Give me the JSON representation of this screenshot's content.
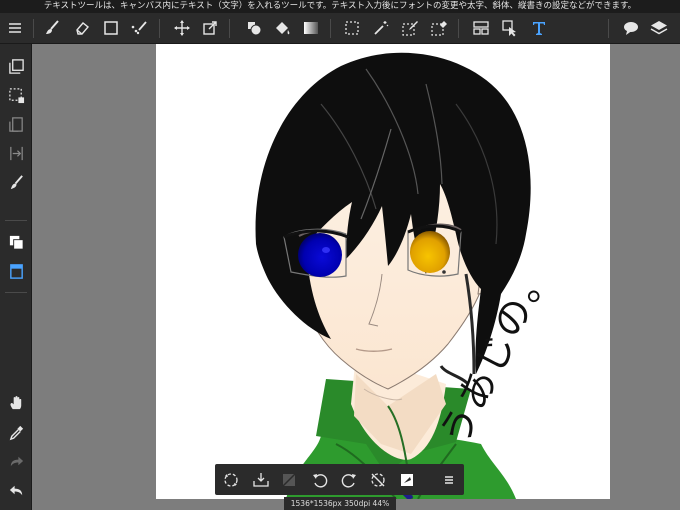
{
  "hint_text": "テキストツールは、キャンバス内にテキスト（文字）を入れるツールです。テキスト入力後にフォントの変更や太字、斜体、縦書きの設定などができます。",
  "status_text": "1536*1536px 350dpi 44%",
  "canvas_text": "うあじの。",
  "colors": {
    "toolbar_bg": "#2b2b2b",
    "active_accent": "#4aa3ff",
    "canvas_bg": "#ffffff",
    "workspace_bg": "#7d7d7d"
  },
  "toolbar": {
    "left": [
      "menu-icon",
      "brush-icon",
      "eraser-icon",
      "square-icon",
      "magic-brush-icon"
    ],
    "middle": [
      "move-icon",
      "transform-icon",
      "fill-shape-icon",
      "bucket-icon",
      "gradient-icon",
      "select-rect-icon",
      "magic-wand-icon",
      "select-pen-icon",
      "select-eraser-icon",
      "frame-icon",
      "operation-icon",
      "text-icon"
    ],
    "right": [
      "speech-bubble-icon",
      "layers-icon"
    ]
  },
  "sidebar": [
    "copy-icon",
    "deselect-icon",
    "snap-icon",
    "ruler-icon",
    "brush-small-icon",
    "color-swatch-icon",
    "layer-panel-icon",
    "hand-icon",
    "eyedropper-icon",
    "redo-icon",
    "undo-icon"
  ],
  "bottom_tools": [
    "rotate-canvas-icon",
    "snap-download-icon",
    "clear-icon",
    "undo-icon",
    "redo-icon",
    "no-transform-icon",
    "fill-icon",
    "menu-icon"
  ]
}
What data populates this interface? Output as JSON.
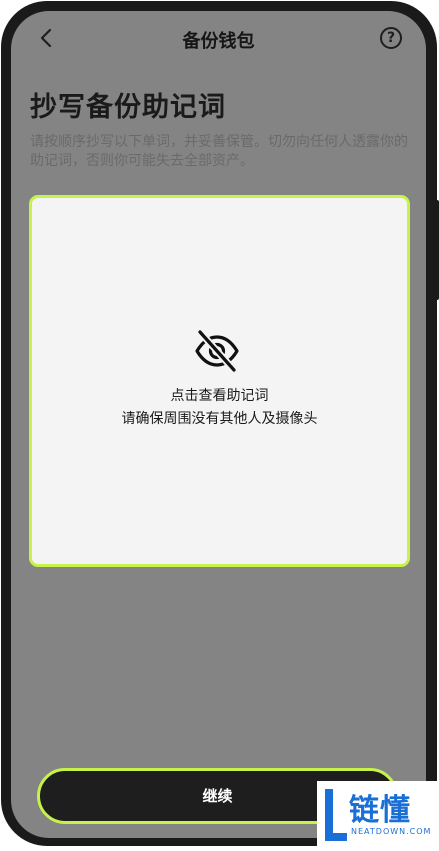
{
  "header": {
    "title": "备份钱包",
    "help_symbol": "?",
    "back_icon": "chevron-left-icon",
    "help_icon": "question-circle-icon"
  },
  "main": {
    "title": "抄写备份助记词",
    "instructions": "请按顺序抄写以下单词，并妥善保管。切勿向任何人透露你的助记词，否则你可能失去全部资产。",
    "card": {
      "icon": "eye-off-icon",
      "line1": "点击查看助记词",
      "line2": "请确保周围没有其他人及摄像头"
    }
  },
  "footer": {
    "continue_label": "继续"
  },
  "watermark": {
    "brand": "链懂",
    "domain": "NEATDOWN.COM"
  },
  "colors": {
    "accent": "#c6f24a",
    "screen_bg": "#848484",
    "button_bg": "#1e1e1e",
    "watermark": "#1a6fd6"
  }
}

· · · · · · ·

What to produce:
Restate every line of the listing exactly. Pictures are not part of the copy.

Solution to the exercise:
Give me the JSON representation of this screenshot's content.
{
  "hint_text": "テキストツールは、キャンバス内にテキスト（文字）を入れるツールです。テキスト入力後にフォントの変更や太字、斜体、縦書きの設定などができます。",
  "status_text": "1536*1536px 350dpi 44%",
  "canvas_text": "うあじの。",
  "colors": {
    "toolbar_bg": "#2b2b2b",
    "active_accent": "#4aa3ff",
    "canvas_bg": "#ffffff",
    "workspace_bg": "#7d7d7d"
  },
  "toolbar": {
    "left": [
      "menu-icon",
      "brush-icon",
      "eraser-icon",
      "square-icon",
      "magic-brush-icon"
    ],
    "middle": [
      "move-icon",
      "transform-icon",
      "fill-shape-icon",
      "bucket-icon",
      "gradient-icon",
      "select-rect-icon",
      "magic-wand-icon",
      "select-pen-icon",
      "select-eraser-icon",
      "frame-icon",
      "operation-icon",
      "text-icon"
    ],
    "right": [
      "speech-bubble-icon",
      "layers-icon"
    ]
  },
  "sidebar": [
    "copy-icon",
    "deselect-icon",
    "snap-icon",
    "ruler-icon",
    "brush-small-icon",
    "color-swatch-icon",
    "layer-panel-icon",
    "hand-icon",
    "eyedropper-icon",
    "redo-icon",
    "undo-icon"
  ],
  "bottom_tools": [
    "rotate-canvas-icon",
    "snap-download-icon",
    "clear-icon",
    "undo-icon",
    "redo-icon",
    "no-transform-icon",
    "fill-icon",
    "menu-icon"
  ]
}
What data populates this interface? Output as JSON.
{
  "header": {
    "title": "备份钱包",
    "help_symbol": "?",
    "back_icon": "chevron-left-icon",
    "help_icon": "question-circle-icon"
  },
  "main": {
    "title": "抄写备份助记词",
    "instructions": "请按顺序抄写以下单词，并妥善保管。切勿向任何人透露你的助记词，否则你可能失去全部资产。",
    "card": {
      "icon": "eye-off-icon",
      "line1": "点击查看助记词",
      "line2": "请确保周围没有其他人及摄像头"
    }
  },
  "footer": {
    "continue_label": "继续"
  },
  "watermark": {
    "brand": "链懂",
    "domain": "NEATDOWN.COM"
  },
  "colors": {
    "accent": "#c6f24a",
    "screen_bg": "#848484",
    "button_bg": "#1e1e1e",
    "watermark": "#1a6fd6"
  }
}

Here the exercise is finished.